Economics

Course: AS and A2

Subject Overview
Economics is perhaps one of the most relevant subjects offered at A-level. It aims to help students understand how the UK economy in particular works and how global economic issues affect the United Kingdom and its people. In Economics, students will analyse the contextual issues we face today in terms of employment, inflation, economic growth and the United Kingdom’s international trade position.

Economics is really about the issues that confront us all. As such, students are expected to keep abreast of contemporary issues through regular reading of economic press reports in The Economist Magazine and the Financial Times as well as being actively engaged in the reading of financial literature. They will be expected to listen to BBC World News and CNN as well as investigative economic news content from Sky News and Al Jazeera on a daily basis.

Economics aims to develop an understanding of economic concepts and theories and helps students to appreciate the value and limitations in explaining current economic issues.

Prospective students on the course will also be expected to apply economic concepts and theories in a range of contexts, appreciating their strengths and weaknesses in explaining current issues that confront the world we live in.

A-level Economics focuses on the performance of the UK Economy and other major global economies like The European Union, America, China and emerging economies like Africa and the BRIC Nations(In economics, BRIC is a grouping acronym that refers to the countries of Brazil, Russia, India and China, which are all deemed to be at a similar stage of newly advanced economic development) and will teach students to analyse, explain and evaluate the strengths and weaknesses of the UK Economy and the role of the government within it.

Economics is highly respected as an A-level by universities for all sorts of courses. They know that if people have done well in Economics they will be equipped with a great deal of knowledge and have learned some very useful skills such as a high level of attention to detail, analysis, economic modelling and evaluation that will make them highly sought after as they will become suitable for a wide range of university courses and ultimately careers in Finance, Investment Banking, Accountancy, Law, Politics. Management, Business and of course Economics itself.

Aim of the Economics A-level
To help students develop an understanding of economic concepts and theories and appreciate their value and limitations in explaining current issues that confront the UK economy and the global economy at large.

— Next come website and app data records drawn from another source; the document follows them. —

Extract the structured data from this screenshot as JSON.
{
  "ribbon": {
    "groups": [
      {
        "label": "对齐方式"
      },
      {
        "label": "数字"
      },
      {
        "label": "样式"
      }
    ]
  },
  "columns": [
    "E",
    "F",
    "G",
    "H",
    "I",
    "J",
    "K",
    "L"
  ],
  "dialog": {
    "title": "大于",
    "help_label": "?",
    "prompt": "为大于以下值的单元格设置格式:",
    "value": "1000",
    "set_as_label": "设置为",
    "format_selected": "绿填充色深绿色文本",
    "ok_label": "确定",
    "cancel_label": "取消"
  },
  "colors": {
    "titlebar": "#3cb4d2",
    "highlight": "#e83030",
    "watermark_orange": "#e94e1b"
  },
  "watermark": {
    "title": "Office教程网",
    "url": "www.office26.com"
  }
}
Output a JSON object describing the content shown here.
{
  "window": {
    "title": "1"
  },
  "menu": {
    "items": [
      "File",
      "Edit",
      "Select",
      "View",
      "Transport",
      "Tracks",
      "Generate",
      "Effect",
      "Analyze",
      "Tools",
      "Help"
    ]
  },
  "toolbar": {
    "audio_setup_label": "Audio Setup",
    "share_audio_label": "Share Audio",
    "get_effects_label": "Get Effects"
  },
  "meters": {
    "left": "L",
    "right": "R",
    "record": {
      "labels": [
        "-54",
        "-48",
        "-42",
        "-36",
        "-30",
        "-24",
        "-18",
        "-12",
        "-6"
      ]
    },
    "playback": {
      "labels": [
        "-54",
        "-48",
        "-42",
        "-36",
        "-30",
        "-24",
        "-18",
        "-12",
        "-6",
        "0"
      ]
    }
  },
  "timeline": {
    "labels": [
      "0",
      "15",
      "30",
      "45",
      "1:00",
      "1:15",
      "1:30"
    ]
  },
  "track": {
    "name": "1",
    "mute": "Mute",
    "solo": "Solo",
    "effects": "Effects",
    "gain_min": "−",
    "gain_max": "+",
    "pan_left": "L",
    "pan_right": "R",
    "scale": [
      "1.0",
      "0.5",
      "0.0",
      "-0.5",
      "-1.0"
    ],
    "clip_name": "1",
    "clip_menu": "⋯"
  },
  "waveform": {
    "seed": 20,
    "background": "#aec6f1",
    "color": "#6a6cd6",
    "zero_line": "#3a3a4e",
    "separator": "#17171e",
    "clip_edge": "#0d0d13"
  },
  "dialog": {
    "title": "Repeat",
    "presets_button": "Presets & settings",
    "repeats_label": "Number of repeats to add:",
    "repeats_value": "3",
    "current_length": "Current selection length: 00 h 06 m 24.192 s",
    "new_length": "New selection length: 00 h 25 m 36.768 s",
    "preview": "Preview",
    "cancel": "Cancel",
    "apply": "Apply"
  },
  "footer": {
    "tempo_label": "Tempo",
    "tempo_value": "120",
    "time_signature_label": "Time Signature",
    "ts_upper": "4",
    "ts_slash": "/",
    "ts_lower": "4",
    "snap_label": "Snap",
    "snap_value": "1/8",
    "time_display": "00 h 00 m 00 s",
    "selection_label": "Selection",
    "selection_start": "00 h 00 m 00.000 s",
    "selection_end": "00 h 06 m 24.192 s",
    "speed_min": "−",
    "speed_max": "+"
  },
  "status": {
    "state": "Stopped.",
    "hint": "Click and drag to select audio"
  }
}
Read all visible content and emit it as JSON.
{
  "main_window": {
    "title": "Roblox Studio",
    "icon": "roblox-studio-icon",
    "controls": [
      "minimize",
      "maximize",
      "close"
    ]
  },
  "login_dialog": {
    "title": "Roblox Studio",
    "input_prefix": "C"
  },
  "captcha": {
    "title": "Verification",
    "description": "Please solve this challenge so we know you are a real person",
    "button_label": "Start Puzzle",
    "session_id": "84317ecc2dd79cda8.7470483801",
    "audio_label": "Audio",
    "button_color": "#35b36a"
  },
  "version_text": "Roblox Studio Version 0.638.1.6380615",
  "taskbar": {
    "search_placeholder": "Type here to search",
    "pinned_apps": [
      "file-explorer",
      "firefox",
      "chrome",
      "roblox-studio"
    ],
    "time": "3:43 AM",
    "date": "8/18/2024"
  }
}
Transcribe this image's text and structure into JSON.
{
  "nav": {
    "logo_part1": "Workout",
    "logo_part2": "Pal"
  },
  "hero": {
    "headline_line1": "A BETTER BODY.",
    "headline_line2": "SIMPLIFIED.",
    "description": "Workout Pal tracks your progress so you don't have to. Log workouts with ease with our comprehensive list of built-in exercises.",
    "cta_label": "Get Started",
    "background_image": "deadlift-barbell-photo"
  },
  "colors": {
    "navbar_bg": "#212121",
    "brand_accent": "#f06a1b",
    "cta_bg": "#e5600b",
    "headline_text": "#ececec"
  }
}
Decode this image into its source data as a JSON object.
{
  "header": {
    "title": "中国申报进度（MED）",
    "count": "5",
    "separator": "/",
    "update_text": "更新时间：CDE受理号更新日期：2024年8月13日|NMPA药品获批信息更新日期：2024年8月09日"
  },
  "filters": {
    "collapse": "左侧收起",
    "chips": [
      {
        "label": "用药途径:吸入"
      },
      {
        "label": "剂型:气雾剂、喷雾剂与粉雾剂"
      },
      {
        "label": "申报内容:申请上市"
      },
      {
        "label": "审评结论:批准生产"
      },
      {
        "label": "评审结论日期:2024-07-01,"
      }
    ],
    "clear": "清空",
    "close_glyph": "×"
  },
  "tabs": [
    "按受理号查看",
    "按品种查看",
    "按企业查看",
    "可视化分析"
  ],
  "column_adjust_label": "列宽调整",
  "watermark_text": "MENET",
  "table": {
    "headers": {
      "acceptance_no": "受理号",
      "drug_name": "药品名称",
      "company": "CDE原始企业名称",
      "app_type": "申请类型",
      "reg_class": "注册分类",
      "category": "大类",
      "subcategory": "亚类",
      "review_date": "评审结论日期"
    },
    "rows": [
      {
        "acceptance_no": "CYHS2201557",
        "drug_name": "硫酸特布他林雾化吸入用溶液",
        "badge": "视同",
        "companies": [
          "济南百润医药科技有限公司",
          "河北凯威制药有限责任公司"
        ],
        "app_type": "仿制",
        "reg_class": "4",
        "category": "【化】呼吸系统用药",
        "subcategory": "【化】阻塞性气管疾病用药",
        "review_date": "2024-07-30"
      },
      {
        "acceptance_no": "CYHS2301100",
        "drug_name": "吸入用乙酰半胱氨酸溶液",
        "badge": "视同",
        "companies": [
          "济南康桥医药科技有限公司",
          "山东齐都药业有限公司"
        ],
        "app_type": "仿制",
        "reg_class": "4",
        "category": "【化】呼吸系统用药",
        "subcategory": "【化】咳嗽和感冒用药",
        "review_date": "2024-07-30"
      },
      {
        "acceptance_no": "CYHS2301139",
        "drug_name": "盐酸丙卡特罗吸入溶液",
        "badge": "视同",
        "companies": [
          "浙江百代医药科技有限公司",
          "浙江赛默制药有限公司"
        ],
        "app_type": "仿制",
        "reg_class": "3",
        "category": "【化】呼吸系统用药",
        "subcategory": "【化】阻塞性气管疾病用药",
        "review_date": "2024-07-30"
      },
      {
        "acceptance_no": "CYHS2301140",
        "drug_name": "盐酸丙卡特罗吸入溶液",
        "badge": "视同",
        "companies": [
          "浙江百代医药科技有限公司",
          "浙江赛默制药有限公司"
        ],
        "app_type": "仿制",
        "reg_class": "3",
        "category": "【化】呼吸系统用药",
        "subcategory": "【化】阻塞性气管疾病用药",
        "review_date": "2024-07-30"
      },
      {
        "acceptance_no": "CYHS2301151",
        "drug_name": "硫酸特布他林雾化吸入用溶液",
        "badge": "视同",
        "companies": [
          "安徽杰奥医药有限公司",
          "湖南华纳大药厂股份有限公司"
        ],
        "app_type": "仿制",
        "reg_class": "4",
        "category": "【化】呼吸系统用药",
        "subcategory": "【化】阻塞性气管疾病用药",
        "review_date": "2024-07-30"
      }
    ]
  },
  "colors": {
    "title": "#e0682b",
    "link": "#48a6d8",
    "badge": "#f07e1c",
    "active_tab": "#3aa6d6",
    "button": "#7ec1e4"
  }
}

Entry Requirements
Students are expected to have at least 5 A*-C grades at GCSE with a Grade B minimum in English and Maths at GSCE. They should have an enquiring mind and have a love for reading.

Complementary Subjects
Popular and useful subject combinations that work well with Economics at A-level include: Mathematics, History, Government and Politics, Law, Geography, English Literature.

Course Content

AS Examinations
Unit 1 – ECON1
Economics: Markets and Market Failure

50% of AS, 25% of A Level
1 hour 15 minutes examination
75 marks (100 UMS)

Section A: 25 compulsory objective test items (25 marks)
Section B: Two optional data response questions are set; candidates answer one. (50 marks)

Unit 2 – ECON2
Economics: The National Economy

50% of AS, 25% of A Level
1 hour 15 minutes examination 75 marks (100 UMS)

Section A: 25 compulsory objective test items (25 marks)
Section B: Two optional data response questions are set; candidates answer one. (50 marks)

A2 Examinations
Unit 3 – ECON3
Economics: Business Economics and the Distribution of Income

25% of A Level
2 hour examination 80 marks (100 UMS)

Section A: Two optional data response questions are set; candidates answer one. (40 marks)
One question will always relate to the global context and the other to theEuropean Union context.

Section B: Three optional essay questions are set; candidates answer one. (40 marks)

Unit 4 – ECON4
Economics: The National and International Economy

25% of A Level
2 hour examination 80 marks (100 UMS)

Section A: Two optional data response questions are set; candidates answer one. (40 marks)
One question will always relate to the global context and the other to the European Union context.

Section B: Three optional essay questions are set; candidates answer one. (40 marks)